The Archbishop of Canterbury has told Wonga the Church of England wants to “compete” it out of existence as part of its plans to expand credit unions as an alternative to payday lenders.
The Most Rev Justin Welby said he had delivered the message to Errol Damelin, chief executive of Wonga, one of Britain’s best-known payday lenders and sponsor of Blackpool FC, during a “very good conversation.”
In response to the proposal, Canon Andrew Sage, of St Stephen’s On-The-Cliffs Church, on Holmfield Road, North Shore, said: “I do think that the huge companies that charge such an extortionate rate are trapping people in debt.”
The Archbishop’s remarks come after he launched a new credit union for clergy and church staff earlier this month at the General Synod in York.

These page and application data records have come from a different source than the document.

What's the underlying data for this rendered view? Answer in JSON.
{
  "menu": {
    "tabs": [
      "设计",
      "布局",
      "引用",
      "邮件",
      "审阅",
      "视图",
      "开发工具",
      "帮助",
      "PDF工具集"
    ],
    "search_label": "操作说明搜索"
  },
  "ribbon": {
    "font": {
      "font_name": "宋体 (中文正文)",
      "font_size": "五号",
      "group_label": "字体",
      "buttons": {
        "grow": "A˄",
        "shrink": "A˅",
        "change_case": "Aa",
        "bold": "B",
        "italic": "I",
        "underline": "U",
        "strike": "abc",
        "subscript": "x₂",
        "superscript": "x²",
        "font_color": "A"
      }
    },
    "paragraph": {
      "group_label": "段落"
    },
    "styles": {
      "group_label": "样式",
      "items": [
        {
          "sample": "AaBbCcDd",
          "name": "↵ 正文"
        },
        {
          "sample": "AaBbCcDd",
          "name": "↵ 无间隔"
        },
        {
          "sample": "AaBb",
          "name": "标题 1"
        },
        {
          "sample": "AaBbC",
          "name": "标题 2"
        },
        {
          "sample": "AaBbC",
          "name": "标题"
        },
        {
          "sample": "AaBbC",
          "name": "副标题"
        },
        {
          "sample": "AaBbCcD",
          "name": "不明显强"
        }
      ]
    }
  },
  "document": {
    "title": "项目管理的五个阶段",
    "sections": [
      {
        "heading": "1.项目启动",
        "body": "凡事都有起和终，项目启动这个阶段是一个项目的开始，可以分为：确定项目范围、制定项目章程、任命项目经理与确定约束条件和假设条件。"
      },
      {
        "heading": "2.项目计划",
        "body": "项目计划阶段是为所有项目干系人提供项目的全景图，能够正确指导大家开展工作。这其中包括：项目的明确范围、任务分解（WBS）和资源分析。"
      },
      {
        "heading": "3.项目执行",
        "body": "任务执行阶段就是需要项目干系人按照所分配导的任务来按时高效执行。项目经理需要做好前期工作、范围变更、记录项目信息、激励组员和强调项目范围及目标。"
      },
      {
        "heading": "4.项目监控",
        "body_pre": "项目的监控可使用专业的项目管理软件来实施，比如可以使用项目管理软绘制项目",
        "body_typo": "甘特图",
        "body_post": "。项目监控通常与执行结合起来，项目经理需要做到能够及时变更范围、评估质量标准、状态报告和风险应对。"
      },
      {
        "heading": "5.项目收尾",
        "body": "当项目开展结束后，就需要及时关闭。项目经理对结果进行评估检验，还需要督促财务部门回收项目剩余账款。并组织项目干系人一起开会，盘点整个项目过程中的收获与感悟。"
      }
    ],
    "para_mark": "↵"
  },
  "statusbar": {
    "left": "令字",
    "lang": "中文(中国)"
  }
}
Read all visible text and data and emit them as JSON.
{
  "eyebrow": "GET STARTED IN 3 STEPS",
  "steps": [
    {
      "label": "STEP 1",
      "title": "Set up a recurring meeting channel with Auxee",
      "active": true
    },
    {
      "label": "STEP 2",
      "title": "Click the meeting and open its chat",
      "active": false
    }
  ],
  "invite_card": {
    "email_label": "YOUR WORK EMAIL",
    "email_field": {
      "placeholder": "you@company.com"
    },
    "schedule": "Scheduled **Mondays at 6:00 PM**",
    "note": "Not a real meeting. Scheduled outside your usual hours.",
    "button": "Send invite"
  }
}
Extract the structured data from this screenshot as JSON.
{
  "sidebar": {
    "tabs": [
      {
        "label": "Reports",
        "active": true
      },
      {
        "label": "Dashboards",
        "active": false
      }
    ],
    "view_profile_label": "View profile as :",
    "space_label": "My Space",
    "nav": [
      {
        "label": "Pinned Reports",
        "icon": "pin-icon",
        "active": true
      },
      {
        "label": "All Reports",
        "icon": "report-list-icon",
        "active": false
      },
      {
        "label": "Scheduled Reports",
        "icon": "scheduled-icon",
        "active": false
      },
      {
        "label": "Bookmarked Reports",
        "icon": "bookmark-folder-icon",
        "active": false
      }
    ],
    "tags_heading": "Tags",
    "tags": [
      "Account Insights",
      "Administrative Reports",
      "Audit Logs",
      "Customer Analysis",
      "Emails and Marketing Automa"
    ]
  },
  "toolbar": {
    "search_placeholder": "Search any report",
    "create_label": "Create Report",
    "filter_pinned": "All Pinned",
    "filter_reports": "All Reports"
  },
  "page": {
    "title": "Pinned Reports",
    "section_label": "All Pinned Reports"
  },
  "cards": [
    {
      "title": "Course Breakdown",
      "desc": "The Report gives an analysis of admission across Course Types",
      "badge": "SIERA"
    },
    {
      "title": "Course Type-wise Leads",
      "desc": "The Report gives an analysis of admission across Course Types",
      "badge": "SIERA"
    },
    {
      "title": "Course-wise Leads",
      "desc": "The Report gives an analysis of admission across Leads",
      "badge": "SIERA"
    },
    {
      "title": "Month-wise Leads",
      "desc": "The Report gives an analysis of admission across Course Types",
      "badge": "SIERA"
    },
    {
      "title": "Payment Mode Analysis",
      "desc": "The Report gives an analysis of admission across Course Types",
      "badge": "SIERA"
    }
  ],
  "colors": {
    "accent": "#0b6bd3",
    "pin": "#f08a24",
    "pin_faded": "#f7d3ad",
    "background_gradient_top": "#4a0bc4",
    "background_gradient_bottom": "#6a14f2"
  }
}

Mr Welby, who has served on the Parliamentary Banking Standards Commission, has said he plans to expand the reach of credit unions as part of a long-term campaign to boost competition in the banking sector.
There are also plans to encourage church members with relevant skills to volunteer at credit unions.
Small, local lenders could also be invited to use church buildings and other community locations with the help of church members. The Government announced an investment of £38m in credit unions in April to help them offer an alternative option to payday lenders. The entire pay day lending industry, worth £2bn, was referred last month for a full-blown investigation by the Competition Commission after the trading watchdog uncovered “deep-rooted” problems with the industry.
Wonga said in March that it welcomed any attempt to encourage responsible lending and that it has been “instrumental” in helping to raise industry standards.
Mr Damelin, founder of Wonga, said: “On the competition point, we always welcome fresh approaches that give people a fuller set of alternatives to solve their financial challenges.
“I’m all for better consumer choice.”